Component data from apps and pages
☆ ☆ ☆ ☆

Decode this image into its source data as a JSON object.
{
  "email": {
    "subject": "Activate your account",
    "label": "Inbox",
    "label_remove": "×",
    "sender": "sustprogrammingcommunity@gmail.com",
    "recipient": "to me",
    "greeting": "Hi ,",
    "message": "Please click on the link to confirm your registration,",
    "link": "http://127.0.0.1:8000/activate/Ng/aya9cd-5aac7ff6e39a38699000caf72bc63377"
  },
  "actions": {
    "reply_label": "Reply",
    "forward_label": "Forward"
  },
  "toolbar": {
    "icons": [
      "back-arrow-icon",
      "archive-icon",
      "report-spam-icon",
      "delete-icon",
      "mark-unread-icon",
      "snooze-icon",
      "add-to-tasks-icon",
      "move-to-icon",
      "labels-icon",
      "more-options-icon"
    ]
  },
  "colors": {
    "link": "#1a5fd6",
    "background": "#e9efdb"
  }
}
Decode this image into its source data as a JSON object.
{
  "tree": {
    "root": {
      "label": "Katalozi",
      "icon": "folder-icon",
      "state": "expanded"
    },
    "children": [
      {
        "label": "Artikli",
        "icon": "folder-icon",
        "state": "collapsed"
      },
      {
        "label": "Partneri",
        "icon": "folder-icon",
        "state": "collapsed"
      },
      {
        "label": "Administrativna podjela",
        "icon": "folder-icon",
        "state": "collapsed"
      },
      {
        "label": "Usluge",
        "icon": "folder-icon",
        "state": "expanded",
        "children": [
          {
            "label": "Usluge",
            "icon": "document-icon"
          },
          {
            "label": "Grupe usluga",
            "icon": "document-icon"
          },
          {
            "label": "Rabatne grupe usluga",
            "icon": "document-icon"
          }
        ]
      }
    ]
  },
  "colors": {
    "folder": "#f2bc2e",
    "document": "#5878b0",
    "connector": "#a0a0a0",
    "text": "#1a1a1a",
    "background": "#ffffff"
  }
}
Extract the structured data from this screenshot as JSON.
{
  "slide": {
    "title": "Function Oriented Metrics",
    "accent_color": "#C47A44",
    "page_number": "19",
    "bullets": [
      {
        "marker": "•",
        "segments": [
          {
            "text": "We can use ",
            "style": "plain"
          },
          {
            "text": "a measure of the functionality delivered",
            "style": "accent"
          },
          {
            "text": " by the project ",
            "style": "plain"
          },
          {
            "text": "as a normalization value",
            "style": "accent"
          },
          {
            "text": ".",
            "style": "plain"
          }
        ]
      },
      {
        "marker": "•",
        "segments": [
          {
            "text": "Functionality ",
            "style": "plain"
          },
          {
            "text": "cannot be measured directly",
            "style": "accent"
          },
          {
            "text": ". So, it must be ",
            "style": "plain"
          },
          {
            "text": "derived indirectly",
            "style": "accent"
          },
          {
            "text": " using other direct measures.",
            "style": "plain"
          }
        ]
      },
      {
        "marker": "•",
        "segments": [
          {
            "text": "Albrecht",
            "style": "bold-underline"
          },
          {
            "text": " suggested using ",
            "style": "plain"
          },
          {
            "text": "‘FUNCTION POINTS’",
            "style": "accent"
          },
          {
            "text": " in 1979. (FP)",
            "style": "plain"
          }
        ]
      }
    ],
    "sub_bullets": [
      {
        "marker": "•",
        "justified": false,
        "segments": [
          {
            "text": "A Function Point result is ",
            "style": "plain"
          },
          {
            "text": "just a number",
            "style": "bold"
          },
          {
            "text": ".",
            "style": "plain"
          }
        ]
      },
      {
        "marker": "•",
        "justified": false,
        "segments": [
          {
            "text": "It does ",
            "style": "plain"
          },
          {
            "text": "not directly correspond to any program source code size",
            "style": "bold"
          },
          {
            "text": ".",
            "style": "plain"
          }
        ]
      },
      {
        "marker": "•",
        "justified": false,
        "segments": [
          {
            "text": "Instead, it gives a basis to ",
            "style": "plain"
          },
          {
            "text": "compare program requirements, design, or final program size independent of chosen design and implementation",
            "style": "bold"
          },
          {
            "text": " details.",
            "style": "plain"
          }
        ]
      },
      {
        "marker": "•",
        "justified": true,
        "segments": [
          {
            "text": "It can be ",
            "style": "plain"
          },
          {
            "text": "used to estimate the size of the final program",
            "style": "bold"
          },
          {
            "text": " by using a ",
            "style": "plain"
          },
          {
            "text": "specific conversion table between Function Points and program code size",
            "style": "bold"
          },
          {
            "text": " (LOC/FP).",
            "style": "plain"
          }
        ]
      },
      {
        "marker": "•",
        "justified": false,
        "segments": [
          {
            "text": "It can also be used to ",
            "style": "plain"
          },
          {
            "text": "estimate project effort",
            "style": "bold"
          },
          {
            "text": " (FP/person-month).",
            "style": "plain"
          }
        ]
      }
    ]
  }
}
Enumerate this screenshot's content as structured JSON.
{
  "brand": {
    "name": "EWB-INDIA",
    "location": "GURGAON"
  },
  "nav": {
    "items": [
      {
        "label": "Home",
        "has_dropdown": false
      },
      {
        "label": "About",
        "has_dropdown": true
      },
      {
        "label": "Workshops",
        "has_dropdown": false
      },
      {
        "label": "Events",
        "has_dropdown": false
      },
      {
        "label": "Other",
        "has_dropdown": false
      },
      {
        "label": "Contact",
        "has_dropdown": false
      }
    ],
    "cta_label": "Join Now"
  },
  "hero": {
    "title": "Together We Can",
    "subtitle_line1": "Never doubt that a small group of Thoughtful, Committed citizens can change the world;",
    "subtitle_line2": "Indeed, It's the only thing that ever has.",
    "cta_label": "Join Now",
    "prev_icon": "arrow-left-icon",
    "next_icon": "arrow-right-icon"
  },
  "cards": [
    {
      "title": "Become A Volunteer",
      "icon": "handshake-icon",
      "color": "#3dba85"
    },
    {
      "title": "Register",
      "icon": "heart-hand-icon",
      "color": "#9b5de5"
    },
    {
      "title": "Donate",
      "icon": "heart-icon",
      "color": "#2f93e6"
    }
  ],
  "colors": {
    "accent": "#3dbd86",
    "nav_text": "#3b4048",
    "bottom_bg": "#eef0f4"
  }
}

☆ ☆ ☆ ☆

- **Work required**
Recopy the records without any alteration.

- **Answer space**
Decode this image into its source data as a JSON object.
{
  "email": {
    "subject": "Activate your account",
    "label": "Inbox",
    "label_remove": "×",
    "sender": "sustprogrammingcommunity@gmail.com",
    "recipient": "to me",
    "greeting": "Hi ,",
    "message": "Please click on the link to confirm your registration,",
    "link": "http://127.0.0.1:8000/activate/Ng/aya9cd-5aac7ff6e39a38699000caf72bc63377"
  },
  "actions": {
    "reply_label": "Reply",
    "forward_label": "Forward"
  },
  "toolbar": {
    "icons": [
      "back-arrow-icon",
      "archive-icon",
      "report-spam-icon",
      "delete-icon",
      "mark-unread-icon",
      "snooze-icon",
      "add-to-tasks-icon",
      "move-to-icon",
      "labels-icon",
      "more-options-icon"
    ]
  },
  "colors": {
    "link": "#1a5fd6",
    "background": "#e9efdb"
  }
}
Decode this image into its source data as a JSON object.
{
  "tree": {
    "root": {
      "label": "Katalozi",
      "icon": "folder-icon",
      "state": "expanded"
    },
    "children": [
      {
        "label": "Artikli",
        "icon": "folder-icon",
        "state": "collapsed"
      },
      {
        "label": "Partneri",
        "icon": "folder-icon",
        "state": "collapsed"
      },
      {
        "label": "Administrativna podjela",
        "icon": "folder-icon",
        "state": "collapsed"
      },
      {
        "label": "Usluge",
        "icon": "folder-icon",
        "state": "expanded",
        "children": [
          {
            "label": "Usluge",
            "icon": "document-icon"
          },
          {
            "label": "Grupe usluga",
            "icon": "document-icon"
          },
          {
            "label": "Rabatne grupe usluga",
            "icon": "document-icon"
          }
        ]
      }
    ]
  },
  "colors": {
    "folder": "#f2bc2e",
    "document": "#5878b0",
    "connector": "#a0a0a0",
    "text": "#1a1a1a",
    "background": "#ffffff"
  }
}
Extract the structured data from this screenshot as JSON.
{
  "slide": {
    "title": "Function Oriented Metrics",
    "accent_color": "#C47A44",
    "page_number": "19",
    "bullets": [
      {
        "marker": "•",
        "segments": [
          {
            "text": "We can use ",
            "style": "plain"
          },
          {
            "text": "a measure of the functionality delivered",
            "style": "accent"
          },
          {
            "text": " by the project ",
            "style": "plain"
          },
          {
            "text": "as a normalization value",
            "style": "accent"
          },
          {
            "text": ".",
            "style": "plain"
          }
        ]
      },
      {
        "marker": "•",
        "segments": [
          {
            "text": "Functionality ",
            "style": "plain"
          },
          {
            "text": "cannot be measured directly",
            "style": "accent"
          },
          {
            "text": ". So, it must be ",
            "style": "plain"
          },
          {
            "text": "derived indirectly",
            "style": "accent"
          },
          {
            "text": " using other direct measures.",
            "style": "plain"
          }
        ]
      },
      {
        "marker": "•",
        "segments": [
          {
            "text": "Albrecht",
            "style": "bold-underline"
          },
          {
            "text": " suggested using ",
            "style": "plain"
          },
          {
            "text": "‘FUNCTION POINTS’",
            "style": "accent"
          },
          {
            "text": " in 1979. (FP)",
            "style": "plain"
          }
        ]
      }
    ],
    "sub_bullets": [
      {
        "marker": "•",
        "justified": false,
        "segments": [
          {
            "text": "A Function Point result is ",
            "style": "plain"
          },
          {
            "text": "just a number",
            "style": "bold"
          },
          {
            "text": ".",
            "style": "plain"
          }
        ]
      },
      {
        "marker": "•",
        "justified": false,
        "segments": [
          {
            "text": "It does ",
            "style": "plain"
          },
          {
            "text": "not directly correspond to any program source code size",
            "style": "bold"
          },
          {
            "text": ".",
            "style": "plain"
          }
        ]
      },
      {
        "marker": "•",
        "justified": false,
        "segments": [
          {
            "text": "Instead, it gives a basis to ",
            "style": "plain"
          },
          {
            "text": "compare program requirements, design, or final program size independent of chosen design and implementation",
            "style": "bold"
          },
          {
            "text": " details.",
            "style": "plain"
          }
        ]
      },
      {
        "marker": "•",
        "justified": true,
        "segments": [
          {
            "text": "It can be ",
            "style": "plain"
          },
          {
            "text": "used to estimate the size of the final program",
            "style": "bold"
          },
          {
            "text": " by using a ",
            "style": "plain"
          },
          {
            "text": "specific conversion table between Function Points and program code size",
            "style": "bold"
          },
          {
            "text": " (LOC/FP).",
            "style": "plain"
          }
        ]
      },
      {
        "marker": "•",
        "justified": false,
        "segments": [
          {
            "text": "It can also be used to ",
            "style": "plain"
          },
          {
            "text": "estimate project effort",
            "style": "bold"
          },
          {
            "text": " (FP/person-month).",
            "style": "plain"
          }
        ]
      }
    ]
  }
}
Enumerate this screenshot's content as structured JSON.
{
  "brand": {
    "name": "EWB-INDIA",
    "location": "GURGAON"
  },
  "nav": {
    "items": [
      {
        "label": "Home",
        "has_dropdown": false
      },
      {
        "label": "About",
        "has_dropdown": true
      },
      {
        "label": "Workshops",
        "has_dropdown": false
      },
      {
        "label": "Events",
        "has_dropdown": false
      },
      {
        "label": "Other",
        "has_dropdown": false
      },
      {
        "label": "Contact",
        "has_dropdown": false
      }
    ],
    "cta_label": "Join Now"
  },
  "hero": {
    "title": "Together We Can",
    "subtitle_line1": "Never doubt that a small group of Thoughtful, Committed citizens can change the world;",
    "subtitle_line2": "Indeed, It's the only thing that ever has.",
    "cta_label": "Join Now",
    "prev_icon": "arrow-left-icon",
    "next_icon": "arrow-right-icon"
  },
  "cards": [
    {
      "title": "Become A Volunteer",
      "icon": "handshake-icon",
      "color": "#3dba85"
    },
    {
      "title": "Register",
      "icon": "heart-hand-icon",
      "color": "#9b5de5"
    },
    {
      "title": "Donate",
      "icon": "heart-icon",
      "color": "#2f93e6"
    }
  ],
  "colors": {
    "accent": "#3dbd86",
    "nav_text": "#3b4048",
    "bottom_bg": "#eef0f4"
  }
}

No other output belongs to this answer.